■ Your goal
This exercise calls for every record to be returned exactly, with pictures removed.

[Interface dataset entries]

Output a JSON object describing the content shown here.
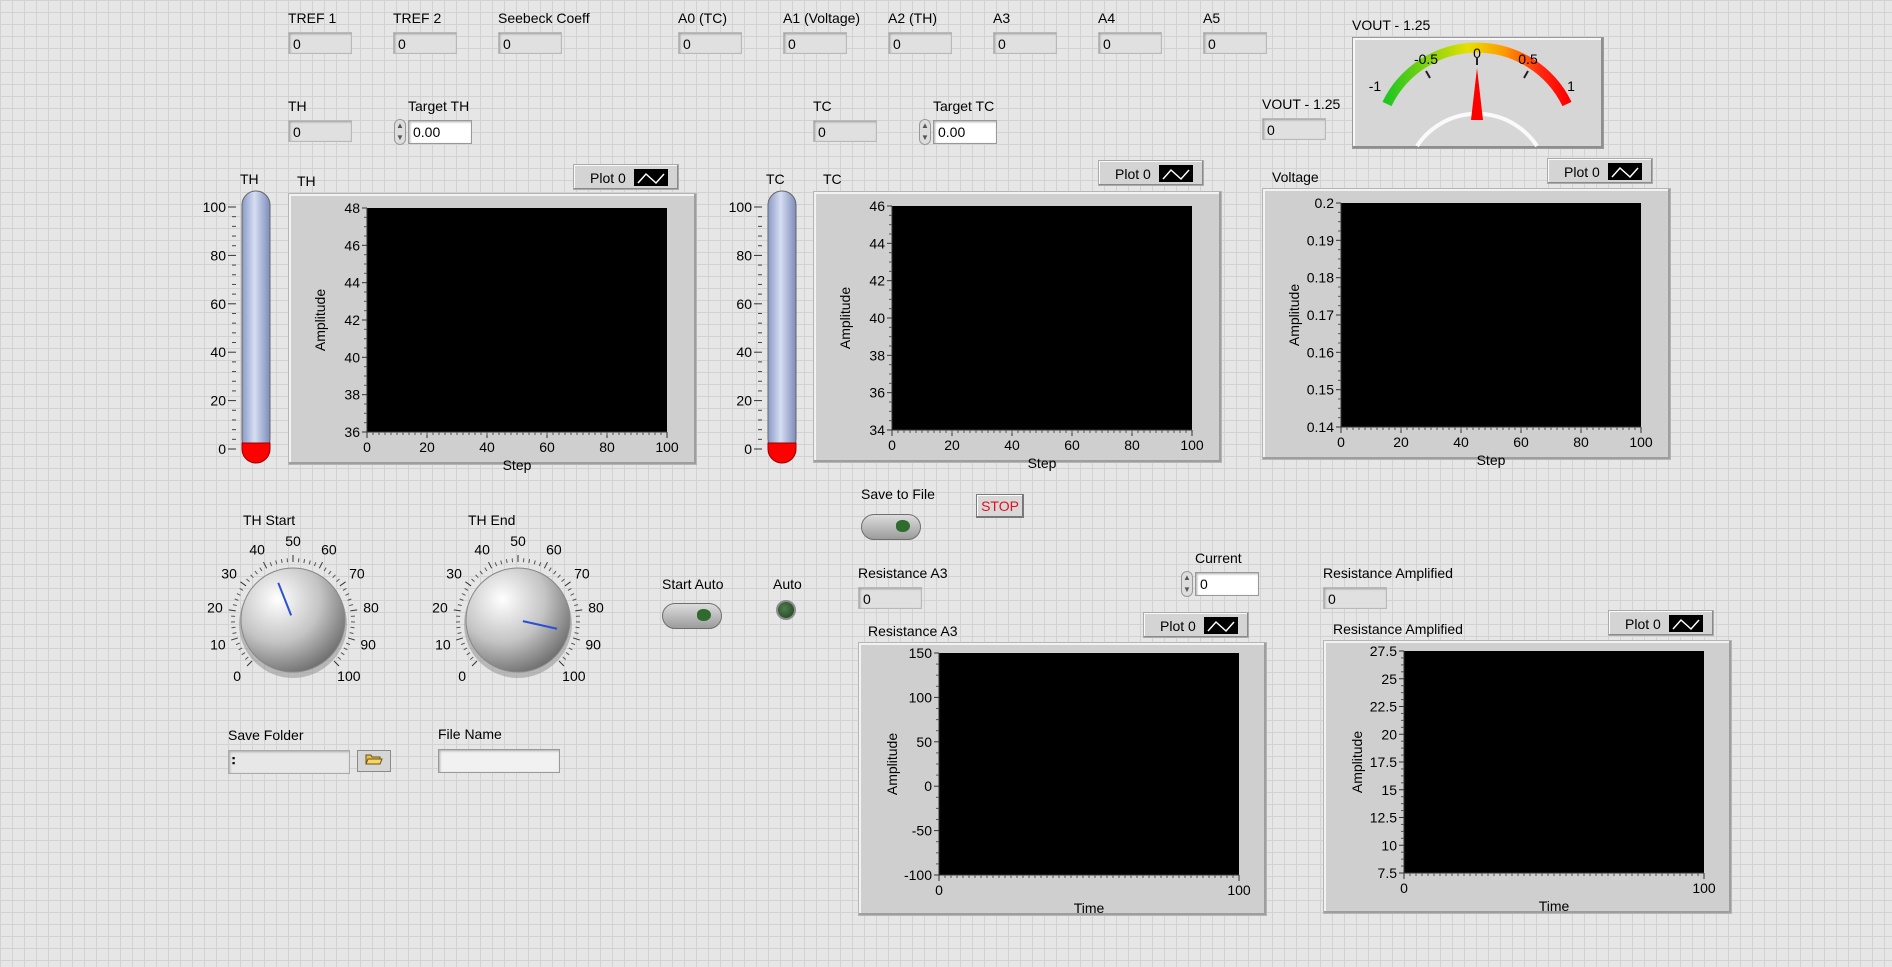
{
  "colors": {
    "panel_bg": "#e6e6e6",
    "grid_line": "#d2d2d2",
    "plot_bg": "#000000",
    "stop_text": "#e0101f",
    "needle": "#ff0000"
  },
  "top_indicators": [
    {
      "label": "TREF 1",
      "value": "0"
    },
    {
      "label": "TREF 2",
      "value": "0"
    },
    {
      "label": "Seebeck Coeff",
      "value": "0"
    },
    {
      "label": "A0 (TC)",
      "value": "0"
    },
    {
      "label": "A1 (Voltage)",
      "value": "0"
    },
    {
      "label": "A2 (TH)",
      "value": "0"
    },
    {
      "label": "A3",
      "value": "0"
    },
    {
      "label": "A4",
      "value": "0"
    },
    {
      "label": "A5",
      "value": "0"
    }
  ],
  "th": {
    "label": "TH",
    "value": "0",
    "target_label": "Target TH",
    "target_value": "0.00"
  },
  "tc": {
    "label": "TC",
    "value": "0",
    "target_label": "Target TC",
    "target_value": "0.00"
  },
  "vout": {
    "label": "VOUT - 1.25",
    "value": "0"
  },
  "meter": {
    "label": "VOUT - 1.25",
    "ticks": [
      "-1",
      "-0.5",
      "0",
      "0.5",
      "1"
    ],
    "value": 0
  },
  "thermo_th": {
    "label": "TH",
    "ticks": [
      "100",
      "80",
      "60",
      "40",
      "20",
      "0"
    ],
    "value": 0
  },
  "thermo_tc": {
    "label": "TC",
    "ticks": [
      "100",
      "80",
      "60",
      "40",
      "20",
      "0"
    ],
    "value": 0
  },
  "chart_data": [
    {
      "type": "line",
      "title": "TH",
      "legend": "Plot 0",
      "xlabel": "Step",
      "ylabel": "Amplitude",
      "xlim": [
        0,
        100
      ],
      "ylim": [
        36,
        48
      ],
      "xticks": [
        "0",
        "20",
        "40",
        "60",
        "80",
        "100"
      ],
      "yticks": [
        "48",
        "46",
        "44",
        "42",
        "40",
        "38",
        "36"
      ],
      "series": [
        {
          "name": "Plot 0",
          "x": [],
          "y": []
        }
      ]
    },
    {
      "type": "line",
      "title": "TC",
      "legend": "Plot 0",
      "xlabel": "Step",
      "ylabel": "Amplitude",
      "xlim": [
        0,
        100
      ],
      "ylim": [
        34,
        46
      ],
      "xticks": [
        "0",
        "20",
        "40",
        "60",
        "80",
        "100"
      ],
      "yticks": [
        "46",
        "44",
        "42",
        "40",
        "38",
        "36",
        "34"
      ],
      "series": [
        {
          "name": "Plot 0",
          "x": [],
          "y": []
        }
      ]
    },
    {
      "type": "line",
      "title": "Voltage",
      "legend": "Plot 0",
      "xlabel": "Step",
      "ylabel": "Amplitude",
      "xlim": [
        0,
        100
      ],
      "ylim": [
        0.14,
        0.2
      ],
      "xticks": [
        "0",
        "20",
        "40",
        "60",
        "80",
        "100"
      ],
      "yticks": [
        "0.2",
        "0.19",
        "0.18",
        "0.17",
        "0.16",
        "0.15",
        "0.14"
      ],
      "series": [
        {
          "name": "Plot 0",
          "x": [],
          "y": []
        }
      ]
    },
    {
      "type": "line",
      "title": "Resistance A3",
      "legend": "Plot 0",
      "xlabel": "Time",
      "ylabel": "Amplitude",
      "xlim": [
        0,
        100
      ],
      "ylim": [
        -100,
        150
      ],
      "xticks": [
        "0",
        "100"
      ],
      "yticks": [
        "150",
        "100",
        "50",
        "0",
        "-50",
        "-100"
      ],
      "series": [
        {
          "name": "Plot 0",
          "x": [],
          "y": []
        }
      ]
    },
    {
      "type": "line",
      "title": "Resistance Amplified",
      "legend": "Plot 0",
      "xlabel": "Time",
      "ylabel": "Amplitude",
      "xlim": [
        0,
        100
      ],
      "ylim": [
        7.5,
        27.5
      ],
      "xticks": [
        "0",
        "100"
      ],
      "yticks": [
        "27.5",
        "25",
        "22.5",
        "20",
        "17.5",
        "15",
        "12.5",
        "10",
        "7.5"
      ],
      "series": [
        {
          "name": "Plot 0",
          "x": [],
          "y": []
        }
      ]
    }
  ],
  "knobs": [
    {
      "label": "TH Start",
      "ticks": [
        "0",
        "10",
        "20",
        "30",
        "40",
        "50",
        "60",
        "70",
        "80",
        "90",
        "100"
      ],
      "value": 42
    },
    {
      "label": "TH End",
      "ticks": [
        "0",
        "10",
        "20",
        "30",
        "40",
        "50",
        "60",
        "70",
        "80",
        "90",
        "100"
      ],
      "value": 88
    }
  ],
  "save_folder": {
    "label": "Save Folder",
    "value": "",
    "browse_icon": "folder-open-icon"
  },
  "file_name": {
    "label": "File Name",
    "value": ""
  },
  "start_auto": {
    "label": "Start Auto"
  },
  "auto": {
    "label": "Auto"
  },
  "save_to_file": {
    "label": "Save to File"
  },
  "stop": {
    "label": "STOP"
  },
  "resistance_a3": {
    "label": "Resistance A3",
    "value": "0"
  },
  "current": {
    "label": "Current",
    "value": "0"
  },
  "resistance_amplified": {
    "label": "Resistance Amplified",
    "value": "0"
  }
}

■ Written solution
Output a JSON object describing the content shown here.
{
  "colors": {
    "panel_bg": "#e6e6e6",
    "grid_line": "#d2d2d2",
    "plot_bg": "#000000",
    "stop_text": "#e0101f",
    "needle": "#ff0000"
  },
  "top_indicators": [
    {
      "label": "TREF 1",
      "value": "0"
    },
    {
      "label": "TREF 2",
      "value": "0"
    },
    {
      "label": "Seebeck Coeff",
      "value": "0"
    },
    {
      "label": "A0 (TC)",
      "value": "0"
    },
    {
      "label": "A1 (Voltage)",
      "value": "0"
    },
    {
      "label": "A2 (TH)",
      "value": "0"
    },
    {
      "label": "A3",
      "value": "0"
    },
    {
      "label": "A4",
      "value": "0"
    },
    {
      "label": "A5",
      "value": "0"
    }
  ],
  "th": {
    "label": "TH",
    "value": "0",
    "target_label": "Target TH",
    "target_value": "0.00"
  },
  "tc": {
    "label": "TC",
    "value": "0",
    "target_label": "Target TC",
    "target_value": "0.00"
  },
  "vout": {
    "label": "VOUT - 1.25",
    "value": "0"
  },
  "meter": {
    "label": "VOUT - 1.25",
    "ticks": [
      "-1",
      "-0.5",
      "0",
      "0.5",
      "1"
    ],
    "value": 0
  },
  "thermo_th": {
    "label": "TH",
    "ticks": [
      "100",
      "80",
      "60",
      "40",
      "20",
      "0"
    ],
    "value": 0
  },
  "thermo_tc": {
    "label": "TC",
    "ticks": [
      "100",
      "80",
      "60",
      "40",
      "20",
      "0"
    ],
    "value": 0
  },
  "chart_data": [
    {
      "type": "line",
      "title": "TH",
      "legend": "Plot 0",
      "xlabel": "Step",
      "ylabel": "Amplitude",
      "xlim": [
        0,
        100
      ],
      "ylim": [
        36,
        48
      ],
      "xticks": [
        "0",
        "20",
        "40",
        "60",
        "80",
        "100"
      ],
      "yticks": [
        "48",
        "46",
        "44",
        "42",
        "40",
        "38",
        "36"
      ],
      "series": [
        {
          "name": "Plot 0",
          "x": [],
          "y": []
        }
      ]
    },
    {
      "type": "line",
      "title": "TC",
      "legend": "Plot 0",
      "xlabel": "Step",
      "ylabel": "Amplitude",
      "xlim": [
        0,
        100
      ],
      "ylim": [
        34,
        46
      ],
      "xticks": [
        "0",
        "20",
        "40",
        "60",
        "80",
        "100"
      ],
      "yticks": [
        "46",
        "44",
        "42",
        "40",
        "38",
        "36",
        "34"
      ],
      "series": [
        {
          "name": "Plot 0",
          "x": [],
          "y": []
        }
      ]
    },
    {
      "type": "line",
      "title": "Voltage",
      "legend": "Plot 0",
      "xlabel": "Step",
      "ylabel": "Amplitude",
      "xlim": [
        0,
        100
      ],
      "ylim": [
        0.14,
        0.2
      ],
      "xticks": [
        "0",
        "20",
        "40",
        "60",
        "80",
        "100"
      ],
      "yticks": [
        "0.2",
        "0.19",
        "0.18",
        "0.17",
        "0.16",
        "0.15",
        "0.14"
      ],
      "series": [
        {
          "name": "Plot 0",
          "x": [],
          "y": []
        }
      ]
    },
    {
      "type": "line",
      "title": "Resistance A3",
      "legend": "Plot 0",
      "xlabel": "Time",
      "ylabel": "Amplitude",
      "xlim": [
        0,
        100
      ],
      "ylim": [
        -100,
        150
      ],
      "xticks": [
        "0",
        "100"
      ],
      "yticks": [
        "150",
        "100",
        "50",
        "0",
        "-50",
        "-100"
      ],
      "series": [
        {
          "name": "Plot 0",
          "x": [],
          "y": []
        }
      ]
    },
    {
      "type": "line",
      "title": "Resistance Amplified",
      "legend": "Plot 0",
      "xlabel": "Time",
      "ylabel": "Amplitude",
      "xlim": [
        0,
        100
      ],
      "ylim": [
        7.5,
        27.5
      ],
      "xticks": [
        "0",
        "100"
      ],
      "yticks": [
        "27.5",
        "25",
        "22.5",
        "20",
        "17.5",
        "15",
        "12.5",
        "10",
        "7.5"
      ],
      "series": [
        {
          "name": "Plot 0",
          "x": [],
          "y": []
        }
      ]
    }
  ],
  "knobs": [
    {
      "label": "TH Start",
      "ticks": [
        "0",
        "10",
        "20",
        "30",
        "40",
        "50",
        "60",
        "70",
        "80",
        "90",
        "100"
      ],
      "value": 42
    },
    {
      "label": "TH End",
      "ticks": [
        "0",
        "10",
        "20",
        "30",
        "40",
        "50",
        "60",
        "70",
        "80",
        "90",
        "100"
      ],
      "value": 88
    }
  ],
  "save_folder": {
    "label": "Save Folder",
    "value": "",
    "browse_icon": "folder-open-icon"
  },
  "file_name": {
    "label": "File Name",
    "value": ""
  },
  "start_auto": {
    "label": "Start Auto"
  },
  "auto": {
    "label": "Auto"
  },
  "save_to_file": {
    "label": "Save to File"
  },
  "stop": {
    "label": "STOP"
  },
  "resistance_a3": {
    "label": "Resistance A3",
    "value": "0"
  },
  "current": {
    "label": "Current",
    "value": "0"
  },
  "resistance_amplified": {
    "label": "Resistance Amplified",
    "value": "0"
  }
}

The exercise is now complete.